Hopefully food trucks count as restaurants, because the Cinnamon Snail sells the best food I’ve ever eaten in my entire life. I mean, basil pesto grilled tofu with white truffle cashew cheese, kalamata olive tapenade, arugula and caramelized onions on garlic grilled baguette? WHAT?? Yes. They have the most incredible sandwiches ever, and their baked goods (hello there, coconut Thai basil donut) are just ridiculous. Everything is organic and vegan, and the flavors are out of control. Chef Adam Sobel is a genius, and all of the truck employees are awesome. The line gets pretty crazy during peak lunch hours, so plan accordingly!
Oh, M.O.B., how I love thee. I wish I could say that I’ve tried everything on the all-vegan menu and that it’s all amazing, but the truth is that I almost always order the same thing ever time I go there: Baked macaroni in creamy sweat potato cashew cream with smoked pecans, grilled broccoli rabe and artichoke hearts.
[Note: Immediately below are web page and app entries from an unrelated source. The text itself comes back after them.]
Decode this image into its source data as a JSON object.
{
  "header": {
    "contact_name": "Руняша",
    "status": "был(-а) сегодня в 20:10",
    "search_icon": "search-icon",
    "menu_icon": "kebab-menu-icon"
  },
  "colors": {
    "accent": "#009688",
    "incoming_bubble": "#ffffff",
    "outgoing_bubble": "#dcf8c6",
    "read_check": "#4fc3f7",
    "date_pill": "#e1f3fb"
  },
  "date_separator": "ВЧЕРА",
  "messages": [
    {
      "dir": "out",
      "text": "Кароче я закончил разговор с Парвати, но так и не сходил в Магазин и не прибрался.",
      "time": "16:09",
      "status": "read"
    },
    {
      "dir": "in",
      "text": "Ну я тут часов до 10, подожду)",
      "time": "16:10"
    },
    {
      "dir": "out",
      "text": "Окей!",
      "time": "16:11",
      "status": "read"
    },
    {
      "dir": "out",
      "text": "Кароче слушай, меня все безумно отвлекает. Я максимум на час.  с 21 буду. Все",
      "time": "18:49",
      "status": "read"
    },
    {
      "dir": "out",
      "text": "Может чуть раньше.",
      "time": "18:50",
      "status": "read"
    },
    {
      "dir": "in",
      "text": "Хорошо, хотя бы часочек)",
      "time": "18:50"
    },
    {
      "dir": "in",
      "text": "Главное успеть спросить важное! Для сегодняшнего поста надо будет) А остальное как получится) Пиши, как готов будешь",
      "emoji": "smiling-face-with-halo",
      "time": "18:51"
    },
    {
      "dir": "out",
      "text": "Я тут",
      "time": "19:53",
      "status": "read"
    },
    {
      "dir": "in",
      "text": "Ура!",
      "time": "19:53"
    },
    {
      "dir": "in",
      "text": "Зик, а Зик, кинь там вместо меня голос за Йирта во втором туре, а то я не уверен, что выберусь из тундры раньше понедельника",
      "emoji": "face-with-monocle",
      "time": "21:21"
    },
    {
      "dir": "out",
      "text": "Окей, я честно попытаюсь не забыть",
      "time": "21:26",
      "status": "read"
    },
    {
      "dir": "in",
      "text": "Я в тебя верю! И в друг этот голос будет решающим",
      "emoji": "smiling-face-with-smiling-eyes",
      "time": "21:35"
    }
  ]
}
My friends tell me the burgers and flatbreads are delicious, but you just can’t tear me away from that mac & cheese! Sometimes they even have homemade vegan Chipwiches for dessert. The decor is great too, with nice, big communal tables and a super-high ceiling... plus an outdoor garden. What else could you possibly need?!
My husband tells me this place has cruddy beer, but I think ALL beer is cruddy so I don’t care. The decor has a sort of Chinese-Victorian thing going on, and it feels a little bit like Yaffa down the street only more RED. So much red. So dark! So flattering! They play good music (lots of Morrissey and old hip-hop), and the friendly servers are happy to let you take a table for drinks even if you’re not ordering food. I don’t go out to bars often, but I almost always wind up at Simone when a friend suggests we get a cocktail after dinner.
Schiller’s is a French industrial dream come true. Keith McNally really knows how to put together a space with perfect atmosphere, and every detail really is perfect. Even the bathroom looks exactly how you want it to look. Vintage mirrored glass, subway tiles with dark grout, exposed pipes... and it all feels genuine, even though it’s (relatively) new. Schiller’s is also one of the few bars in NYC where vegans can get a nice meal, too — roasted cauliflower with a side of broccoli rabe, share an order of fries. So good! And they make the most amazing Pimm’s cup.
After working in midtown for 15 years, I’ve accepted the fact that the lunch options are pretty lame. For at least three seasons of the year, though, we have a number of very nice outdoor public spaces in which to eat our lunch, the loveliest of which is Paley Park, designed by Zion & Breen Associates in the mid-’60s. It's what is referred to as a “vest-pocket” park, nestled between tall office buildings in areas that were once vacant lots. It’s a modernist oasis complete with Bertoia chairs, tulip tables, locust trees and a wall of falling water that spans the width of the entire park. That waterfall is a buffer to all of the noise of the city — it’s like walking into another world.
Since 1979, the ground floor of 393 West Broadway has been home to a single piece of art. The fact that the Dia Art Foundation has maintained this piece (as well as De Maria’s Earth Room and several other long-term installation pieces) for so many years even as real estate has become more and more valuable in NYC is both amazing and wonderful. The enormity of the installation is awesome in the true sense of the word, but it’s an unbelievably peaceful place to stand and look for a while, to the point of being hypnotic. Any time I find myself walking by during operational hours, I stop in for a bit.